_Activity_
Return the lines below that contain the word "presenti".

_Input data_
________
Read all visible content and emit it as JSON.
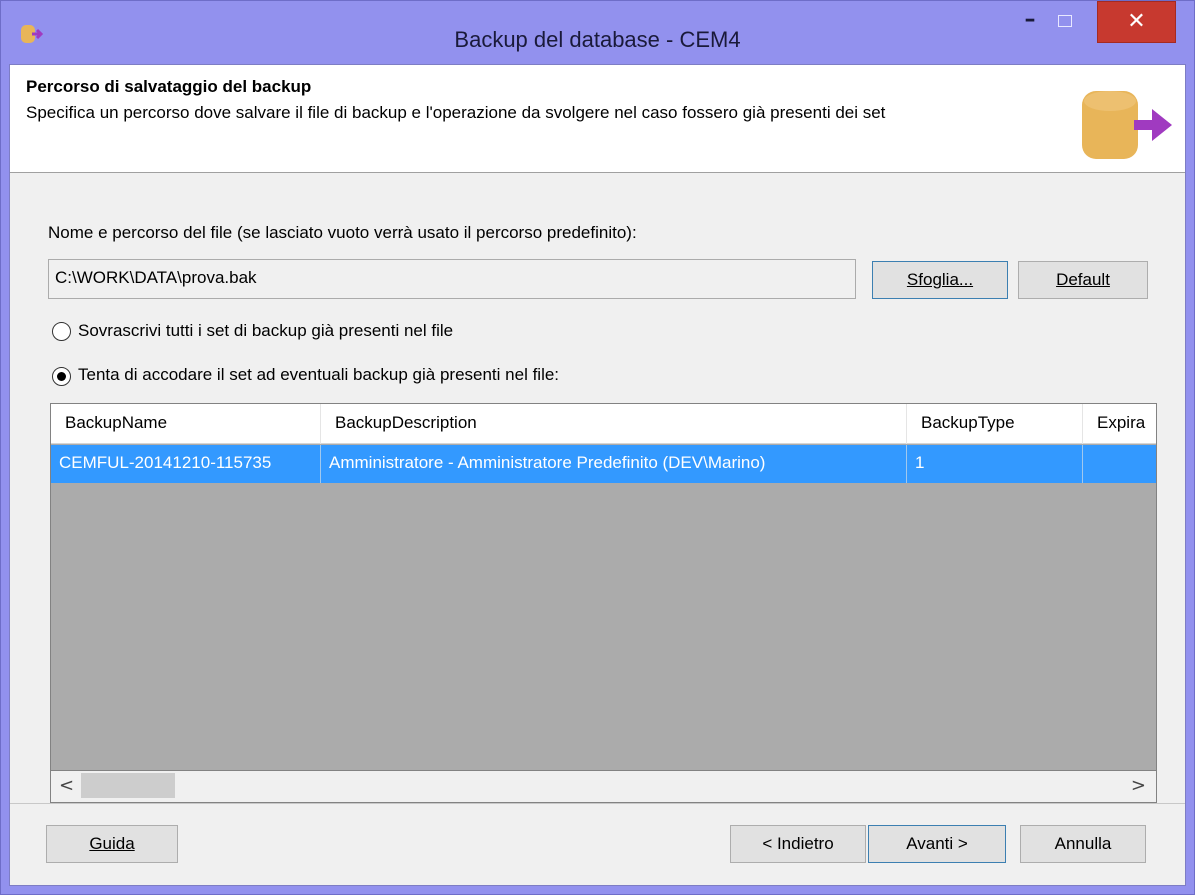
{
  "window": {
    "title": "Backup del database - CEM4",
    "minimize_glyph": "–",
    "maximize_glyph": "",
    "close_glyph": "✕",
    "icon_name": "database-export-icon"
  },
  "header": {
    "title": "Percorso di salvataggio del backup",
    "description": "Specifica un percorso dove salvare il file di backup e l'operazione da svolgere nel caso fossero già presenti dei set",
    "icon_name": "database-arrow-icon"
  },
  "file": {
    "label": "Nome e percorso del file (se lasciato vuoto verrà usato il percorso predefinito):",
    "path_value": "C:\\WORK\\DATA\\prova.bak",
    "browse_button": "Sfoglia...",
    "default_button": "Default"
  },
  "options": {
    "overwrite_label": "Sovrascrivi tutti i set di backup già presenti nel file",
    "overwrite_selected": false,
    "append_label": "Tenta di accodare il set ad eventuali backup già presenti nel file:",
    "append_selected": true
  },
  "grid": {
    "columns": [
      "BackupName",
      "BackupDescription",
      "BackupType",
      "Expira"
    ],
    "rows": [
      {
        "BackupName": "CEMFUL-20141210-115735",
        "BackupDescription": "Amministratore - Amministratore Predefinito (DEV\\Marino)",
        "BackupType": "1",
        "Expira": "",
        "selected": true
      }
    ],
    "scroll_left_glyph": "<",
    "scroll_right_glyph": ">"
  },
  "footer": {
    "help_button": "Guida",
    "back_button": "< Indietro",
    "next_button": "Avanti >",
    "cancel_button": "Annulla"
  },
  "colors": {
    "titlebar": "#9291ee",
    "close_button": "#c7392f",
    "selection": "#3399ff",
    "grid_background": "#ababab"
  }
}
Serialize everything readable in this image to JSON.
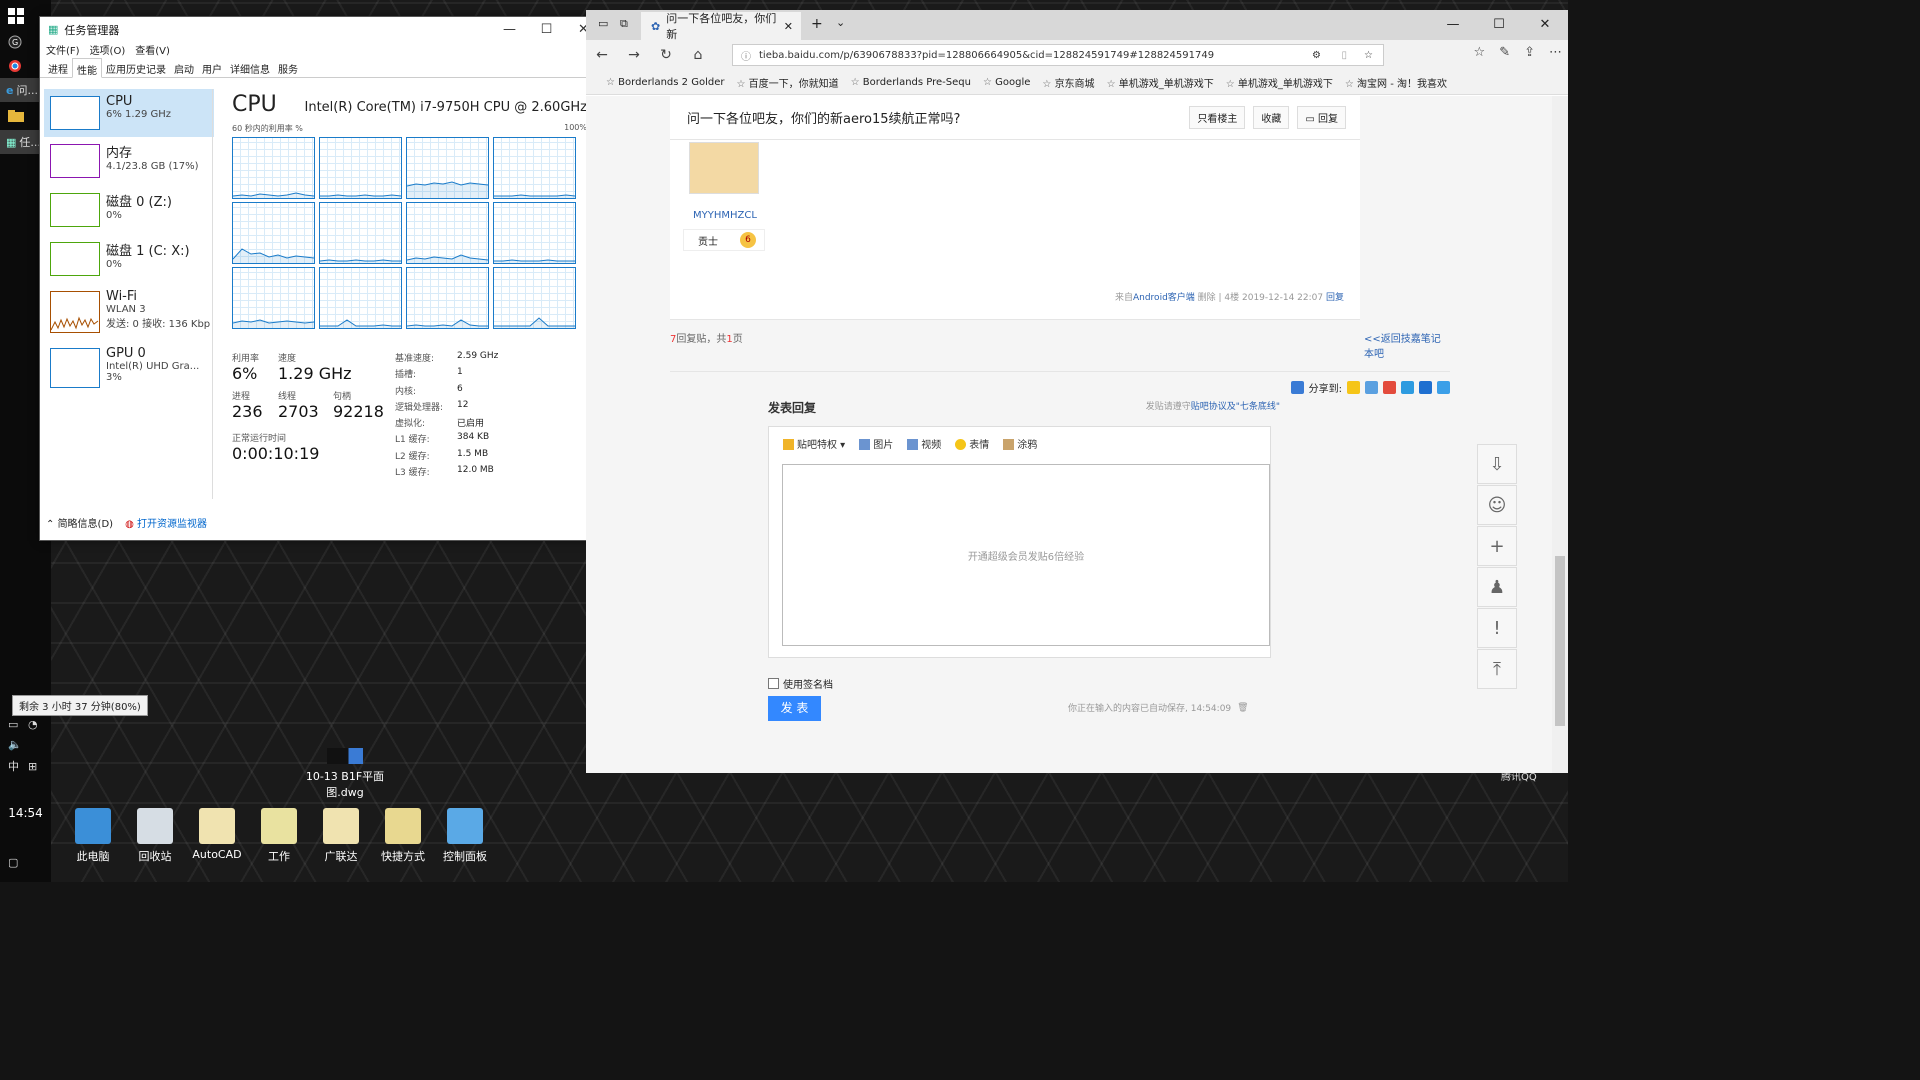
{
  "task_manager": {
    "title": "任务管理器",
    "menu": [
      "文件(F)",
      "选项(O)",
      "查看(V)"
    ],
    "tabs": [
      "进程",
      "性能",
      "应用历史记录",
      "启动",
      "用户",
      "详细信息",
      "服务"
    ],
    "active_tab": "性能",
    "sidebar": [
      {
        "name": "CPU",
        "detail": "6% 1.29 GHz",
        "detail2": "",
        "color": "#1a7bc9"
      },
      {
        "name": "内存",
        "detail": "4.1/23.8 GB (17%)",
        "detail2": "",
        "color": "#8b16b0"
      },
      {
        "name": "磁盘 0 (Z:)",
        "detail": "0%",
        "detail2": "",
        "color": "#4da60c"
      },
      {
        "name": "磁盘 1 (C: X:)",
        "detail": "0%",
        "detail2": "",
        "color": "#4da60c"
      },
      {
        "name": "Wi-Fi",
        "detail": "WLAN 3",
        "detail2": "发送: 0 接收: 136 Kbp",
        "color": "#a74f01"
      },
      {
        "name": "GPU 0",
        "detail": "Intel(R) UHD Gra...",
        "detail2": "3%",
        "color": "#1a7bc9"
      }
    ],
    "cpu_title": "CPU",
    "cpu_model": "Intel(R) Core(TM) i7-9750H CPU @ 2.60GHz",
    "graph_label_left": "60 秒内的利用率 %",
    "graph_label_right": "100%",
    "stats": {
      "util_label": "利用率",
      "util_value": "6%",
      "speed_label": "速度",
      "speed_value": "1.29 GHz",
      "proc_label": "进程",
      "proc_value": "236",
      "thread_label": "线程",
      "thread_value": "2703",
      "handle_label": "句柄",
      "handle_value": "92218",
      "uptime_label": "正常运行时间",
      "uptime_value": "0:00:10:19"
    },
    "details": [
      {
        "k": "基准速度:",
        "v": "2.59 GHz"
      },
      {
        "k": "插槽:",
        "v": "1"
      },
      {
        "k": "内核:",
        "v": "6"
      },
      {
        "k": "逻辑处理器:",
        "v": "12"
      },
      {
        "k": "虚拟化:",
        "v": "已启用"
      },
      {
        "k": "L1 缓存:",
        "v": "384 KB"
      },
      {
        "k": "L2 缓存:",
        "v": "1.5 MB"
      },
      {
        "k": "L3 缓存:",
        "v": "12.0 MB"
      }
    ],
    "footer_brief": "简略信息(D)",
    "footer_monitor": "打开资源监视器"
  },
  "browser": {
    "tab_title": "问一下各位吧友，你们新",
    "url": "tieba.baidu.com/p/6390678833?pid=128806664905&cid=128824591749#128824591749",
    "favorites": [
      "Borderlands 2 Golder",
      "百度一下，你就知道",
      "Borderlands Pre-Sequ",
      "Google",
      "京东商城",
      "单机游戏_单机游戏下",
      "单机游戏_单机游戏下",
      "淘宝网 - 淘！我喜欢"
    ],
    "post_title": "问一下各位吧友，你们的新aero15续航正常吗?",
    "btn_only_op": "只看楼主",
    "btn_fav": "收藏",
    "btn_reply": "回复",
    "username": "MYYHMHZCL",
    "user_rank": "贡士",
    "user_level": "6",
    "tail_prefix": "来自",
    "tail_client": "Android客户端",
    "tail_rest": "删除 | 4楼  2019-12-14 22:07",
    "tail_reply": "回复",
    "reply_count": "7",
    "reply_count_text": "回复贴，共",
    "page_count": "1",
    "page_unit": "页",
    "back_link": "<<返回技嘉笔记本吧",
    "share_label": "分享到:",
    "compose_title": "发表回复",
    "compose_note_pre": "发贴请遵守",
    "compose_note_link": "贴吧协议及\"七条底线\"",
    "editor_tools": [
      "贴吧特权",
      "图片",
      "视频",
      "表情",
      "涂鸦"
    ],
    "editor_placeholder": "开通超级会员发贴6倍经验",
    "signature_label": "使用签名档",
    "send_label": "发 表",
    "autosave_text": "你正在输入的内容已自动保存, 14:54:09"
  },
  "taskbar": {
    "time": "14:54",
    "ime": "中",
    "battery_tip": "剩余 3 小时 37 分钟(80%)",
    "window_label_1": "问...",
    "window_label_2": "任..."
  },
  "desktop": {
    "file_label": "10-13 B1F平面图.dwg",
    "icons": [
      "此电脑",
      "回收站",
      "AutoCAD",
      "工作",
      "广联达",
      "快捷方式",
      "控制面板"
    ],
    "qq_label": "腾讯QQ"
  }
}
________
_Task result_
    "description": "Specifica un percorso dove salvare il file di backup e l'operazione da svolgere nel caso fossero già presenti dei set",
    "overwrite_label": "Sovrascrivi tutti i set di backup già presenti nel file",
    "append_label": "Tenta di accodare il set ad eventuali backup già presenti nel file:",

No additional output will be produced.